It pleases me to join with other religious leaders who are beginning to speak and be heard on behalf of a thoughtful case for peace and to engage in a rigorous debate. Religious opinion is by no means unanimous: those evangelicals who have found little fault with anything that this administration has done or proposes to do, and who seldom met a war they didn't like, lined up to be counted on the president's side.
POLLS SHOW that most Americans, frustrated, alas, by the ephemeral character of the "war on terrorism" and still angry and confused about Sept. 11, 2001, want to do something. As we know, however, in angry, vengeful moments, the desire to do "something" is easily translated into the will to do "anything," and that "anything" may very well be the wrong thing. Bombing Iraq into oblivion as payback to those who have done us injury at this moment seems to me to be the wrong thing to do. Polls do not get at the truth. Thirty-five years ago, most polls showed significant majorities in favor of whatever it was we were doing in Vietnam, and eventually the majority in favor concluded that the minority opposed were, in fact, right. Polls simply tell us where we are, not where we ought to be.

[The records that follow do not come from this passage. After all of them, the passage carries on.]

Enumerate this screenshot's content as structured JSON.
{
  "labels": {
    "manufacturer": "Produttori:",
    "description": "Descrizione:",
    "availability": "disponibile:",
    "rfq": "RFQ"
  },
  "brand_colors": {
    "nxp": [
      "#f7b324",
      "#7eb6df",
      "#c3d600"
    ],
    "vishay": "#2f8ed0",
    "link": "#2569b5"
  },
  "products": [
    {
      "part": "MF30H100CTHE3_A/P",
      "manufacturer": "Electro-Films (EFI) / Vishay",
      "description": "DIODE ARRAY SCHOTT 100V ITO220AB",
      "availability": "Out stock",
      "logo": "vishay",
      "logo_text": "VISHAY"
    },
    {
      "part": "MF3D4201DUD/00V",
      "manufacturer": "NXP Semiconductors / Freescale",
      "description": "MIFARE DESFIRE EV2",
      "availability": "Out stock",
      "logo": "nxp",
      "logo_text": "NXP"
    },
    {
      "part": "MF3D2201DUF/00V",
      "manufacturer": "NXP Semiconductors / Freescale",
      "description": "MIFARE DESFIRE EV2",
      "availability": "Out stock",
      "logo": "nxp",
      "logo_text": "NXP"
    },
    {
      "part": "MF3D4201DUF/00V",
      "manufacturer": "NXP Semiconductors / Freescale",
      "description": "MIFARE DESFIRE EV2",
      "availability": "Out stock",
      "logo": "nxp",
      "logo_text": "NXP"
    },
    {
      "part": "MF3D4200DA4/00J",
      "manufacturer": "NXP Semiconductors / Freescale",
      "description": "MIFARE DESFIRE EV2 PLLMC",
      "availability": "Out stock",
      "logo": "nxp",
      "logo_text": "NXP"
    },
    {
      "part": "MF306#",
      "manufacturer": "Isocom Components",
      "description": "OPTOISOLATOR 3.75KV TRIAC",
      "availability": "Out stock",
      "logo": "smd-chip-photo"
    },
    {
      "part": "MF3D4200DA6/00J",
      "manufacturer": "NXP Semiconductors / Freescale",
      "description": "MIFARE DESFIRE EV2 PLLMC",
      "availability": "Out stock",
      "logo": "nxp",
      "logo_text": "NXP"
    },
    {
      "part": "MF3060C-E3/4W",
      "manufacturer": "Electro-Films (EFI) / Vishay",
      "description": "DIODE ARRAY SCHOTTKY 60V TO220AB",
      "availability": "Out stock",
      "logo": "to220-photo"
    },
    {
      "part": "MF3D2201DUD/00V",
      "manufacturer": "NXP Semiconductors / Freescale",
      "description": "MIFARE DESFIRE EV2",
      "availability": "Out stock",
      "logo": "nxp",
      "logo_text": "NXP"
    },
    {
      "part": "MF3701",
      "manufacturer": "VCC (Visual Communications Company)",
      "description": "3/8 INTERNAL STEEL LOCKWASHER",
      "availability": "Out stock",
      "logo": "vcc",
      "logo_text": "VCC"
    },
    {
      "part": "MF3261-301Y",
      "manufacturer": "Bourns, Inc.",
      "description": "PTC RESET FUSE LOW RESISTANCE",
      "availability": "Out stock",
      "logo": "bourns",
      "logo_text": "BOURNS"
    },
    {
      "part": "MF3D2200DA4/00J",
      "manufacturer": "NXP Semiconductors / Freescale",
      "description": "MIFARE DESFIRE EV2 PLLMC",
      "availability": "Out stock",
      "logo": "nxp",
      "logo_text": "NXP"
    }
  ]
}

The gospel, however, does tell us where we ought to be, tough, untenable, and difficult as that place may be. Love, justice, and righteousness are superior to wisdom, might, and riches. How often do we have to be told that? "And these are God's words," says Paul at the end of Romans 12: "If thine enemy hunger, feed him; if he thirst, give him drink; for in so doing thou shalt heap coals of fire upon his head." Don't allow yourself to be overpowered with evil: Take the offensive and overpower evil with good. That is what Paul is saying: Take the offensive: Overpower evil with good! Now that is a radical foreign policy. That would scare the bejesus out of a lot of people, to know that with all of our power we decided that we were going to overpower evil with good—and what a topsy-turvy world this would be! That should give all the hawks in Washington something to think about, that if they want us to be noticed, the world would notice us if we took seriously the idea of overpowering evil with good.
Nurse Cavell was right: "Patriotism is not enough." If we wish to be on God's side rather than making God into our own ally of American realpolitik, then we would do well to remember our text from Jeremiah. God's values are clear; so too ought ours to be. If you love the Lord, you will love the things the Lord loves. There is no other way around it.
Rev. Peter Gomes is Plummer Professor of Christian Morals and Pusey Minister at The Memorial Church of Harvard University. He is the author of seven volumes of sermons as well as The Good Book: Reading the Bible with Mind and Heart and, most recently, The Good Life: Truths That Last in Times of Need. This article is adapted from a sermon given on October 6, 2002.